More people ride the bus in this neighborhood each day to get to work than 95.8% of U.S. neighborhoods.
Did you know that the Foch neighborhood has more African and Jamaican ancestry people living in it than nearly any neighborhood in America? It's true! In fact, 16.4% of this neighborhood's residents have African ancestry and 8.7% have Jamaican ancestry.
There are two complementary measures for understanding the income of a neighborhood's residents: the average and the extremes. While a neighborhood may be relatively wealthy overall, it is equally important to understand the rate of people - particularly children - who are living at or below the federal poverty line, which is extremely low income. Some neighborhoods with a lower average income may actually have a lower childhood poverty rate than another with a higher average income, and this helps us understand the conditions and character of a neighborhood.
The neighbors in the Foch neighborhood in Detroit are low income, making it among the lowest income neighborhoods in America. NeighborhoodScout's research shows that this neighborhood has an income lower than 96.0% of U.S. neighborhoods. With 41.2% of the children here below the federal poverty line, this neighborhood has a higher rate of childhood poverty than 89.4% of U.S. neighborhoods.
The old saying "you are what you eat" is true. But it is also true that you are what you do for a living. The types of occupations your neighbors have shape their character, and together as a group, their collective occupations shape the culture of a place.
In the Foch neighborhood, 46.0% of the working population is employed in sales and service jobs, from major sales accounts, to working in fast food restaurants.

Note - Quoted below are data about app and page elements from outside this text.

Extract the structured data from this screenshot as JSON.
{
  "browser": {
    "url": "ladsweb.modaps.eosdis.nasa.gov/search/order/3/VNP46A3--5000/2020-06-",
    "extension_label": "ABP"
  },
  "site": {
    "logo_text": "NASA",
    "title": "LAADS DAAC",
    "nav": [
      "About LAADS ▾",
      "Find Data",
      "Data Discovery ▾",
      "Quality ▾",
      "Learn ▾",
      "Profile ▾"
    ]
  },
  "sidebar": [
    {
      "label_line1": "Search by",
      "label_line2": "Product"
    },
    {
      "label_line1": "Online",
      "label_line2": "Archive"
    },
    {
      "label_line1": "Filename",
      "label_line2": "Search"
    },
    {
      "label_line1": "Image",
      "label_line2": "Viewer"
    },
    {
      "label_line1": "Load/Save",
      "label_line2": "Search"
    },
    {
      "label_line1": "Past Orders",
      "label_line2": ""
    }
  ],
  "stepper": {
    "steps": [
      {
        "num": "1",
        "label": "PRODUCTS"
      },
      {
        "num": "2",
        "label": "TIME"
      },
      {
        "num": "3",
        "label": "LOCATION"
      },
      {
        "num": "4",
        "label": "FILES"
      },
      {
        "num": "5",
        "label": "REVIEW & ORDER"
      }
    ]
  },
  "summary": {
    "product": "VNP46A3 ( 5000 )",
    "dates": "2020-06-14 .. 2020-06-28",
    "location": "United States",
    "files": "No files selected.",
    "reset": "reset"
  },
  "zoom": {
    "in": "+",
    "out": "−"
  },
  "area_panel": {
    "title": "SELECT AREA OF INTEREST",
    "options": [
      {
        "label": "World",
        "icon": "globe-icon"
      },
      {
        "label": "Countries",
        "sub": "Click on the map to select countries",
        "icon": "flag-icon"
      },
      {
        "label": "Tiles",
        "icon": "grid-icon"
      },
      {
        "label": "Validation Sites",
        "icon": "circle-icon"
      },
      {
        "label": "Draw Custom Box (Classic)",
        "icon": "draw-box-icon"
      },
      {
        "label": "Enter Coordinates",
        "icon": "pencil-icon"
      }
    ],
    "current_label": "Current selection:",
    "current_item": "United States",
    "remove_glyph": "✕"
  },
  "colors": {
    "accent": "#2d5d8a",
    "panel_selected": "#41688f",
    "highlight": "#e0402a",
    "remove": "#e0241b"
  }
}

The second most important occupational group in this neighborhood is executive, management, and professional occupations, with 26.5% of the residents employed. Other residents here are employed in manufacturing and laborer occupations (16.7%), and 10.7% in clerical, assistant, and tech support occupations.
The most common language spoken in the Foch neighborhood is English, spoken by 99.2% of households.

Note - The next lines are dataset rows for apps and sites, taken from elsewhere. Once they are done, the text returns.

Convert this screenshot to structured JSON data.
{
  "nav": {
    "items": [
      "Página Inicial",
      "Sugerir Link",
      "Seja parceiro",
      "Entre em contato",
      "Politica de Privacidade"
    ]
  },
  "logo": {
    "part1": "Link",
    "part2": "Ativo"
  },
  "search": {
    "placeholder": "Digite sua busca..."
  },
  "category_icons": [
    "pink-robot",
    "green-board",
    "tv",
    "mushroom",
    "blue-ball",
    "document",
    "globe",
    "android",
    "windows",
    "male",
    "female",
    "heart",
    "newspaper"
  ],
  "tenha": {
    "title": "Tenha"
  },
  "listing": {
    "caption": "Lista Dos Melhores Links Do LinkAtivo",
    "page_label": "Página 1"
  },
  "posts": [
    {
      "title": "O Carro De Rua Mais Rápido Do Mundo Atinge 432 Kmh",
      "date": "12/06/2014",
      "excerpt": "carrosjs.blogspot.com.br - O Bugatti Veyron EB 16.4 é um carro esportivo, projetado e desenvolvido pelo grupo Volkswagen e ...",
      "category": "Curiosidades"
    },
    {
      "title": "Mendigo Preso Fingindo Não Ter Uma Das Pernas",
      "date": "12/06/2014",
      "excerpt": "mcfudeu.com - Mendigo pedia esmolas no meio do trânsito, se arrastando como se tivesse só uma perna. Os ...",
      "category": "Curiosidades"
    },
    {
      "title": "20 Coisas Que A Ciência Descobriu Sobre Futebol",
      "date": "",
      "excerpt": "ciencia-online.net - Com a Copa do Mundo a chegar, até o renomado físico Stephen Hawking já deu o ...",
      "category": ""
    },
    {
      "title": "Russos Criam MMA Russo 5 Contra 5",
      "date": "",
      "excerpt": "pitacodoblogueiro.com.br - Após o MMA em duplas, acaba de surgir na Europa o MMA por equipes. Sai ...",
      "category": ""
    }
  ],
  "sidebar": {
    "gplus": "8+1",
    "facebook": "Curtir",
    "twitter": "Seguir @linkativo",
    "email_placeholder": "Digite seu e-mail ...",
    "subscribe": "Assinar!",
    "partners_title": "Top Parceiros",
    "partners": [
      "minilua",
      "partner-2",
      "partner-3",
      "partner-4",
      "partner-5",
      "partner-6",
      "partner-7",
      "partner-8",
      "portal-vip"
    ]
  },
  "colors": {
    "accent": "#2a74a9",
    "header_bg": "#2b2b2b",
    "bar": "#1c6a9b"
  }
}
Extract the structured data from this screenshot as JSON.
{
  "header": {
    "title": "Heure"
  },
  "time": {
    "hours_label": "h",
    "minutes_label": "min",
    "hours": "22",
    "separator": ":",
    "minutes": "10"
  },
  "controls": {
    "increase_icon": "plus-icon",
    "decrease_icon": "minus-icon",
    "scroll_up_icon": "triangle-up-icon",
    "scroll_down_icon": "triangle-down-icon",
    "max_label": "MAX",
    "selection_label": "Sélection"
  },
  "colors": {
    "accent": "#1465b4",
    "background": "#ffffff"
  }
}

Culture is the shared learned behavior of peoples. Undeniably, different ethnicities and ancestries have different cultural traditions, and as a result, neighborhoods with concentrations of residents of one or another ethnicities or ancestries will express those cultures. It is what makes the North End in Boston so fun to visit for the Italian restaurants, bakeries, culture, and charm, and similarly, why people enjoy visiting Chinatown in San Francisco.
In the Foch neighborhood in Detroit, MI, residents most commonly identify their ethnicity or ancestry as Sub-Saharan African (17.5%). There are also a number of people of African ancestry (16.4%), and residents who report Jamaican roots (8.7%), and some of the residents are also of German ancestry (2.4%), along with some English ancestry residents (1.3%), among others.
How you get to work – car, bus, train or other means – and how much of your day it takes to do so is a large quality of life and financial issue. Especially with gasoline prices rising and expected to continue doing so, the length and means of one's commute can be a financial burden. Some neighborhoods are physically located so that many residents have to drive in their own car, others are set up so many walk to work, or can take a train, bus, or bike. The greatest number of commuters in Foch neighborhood spend between 15 and 30 minutes commuting one-way to work (52.2% of working residents), which is shorter than the time spent commuting to work for most Americans.
Here most residents (63.3%) drive alone in a private automobile to get to work. In addition, quite a number also ride the bus to get to work (12.4%) and 9.9% of residents also hop out the door and walk to work for their daily commute. In a neighborhood like this, as in most of the nation, many residents find owning a car useful for getting to work.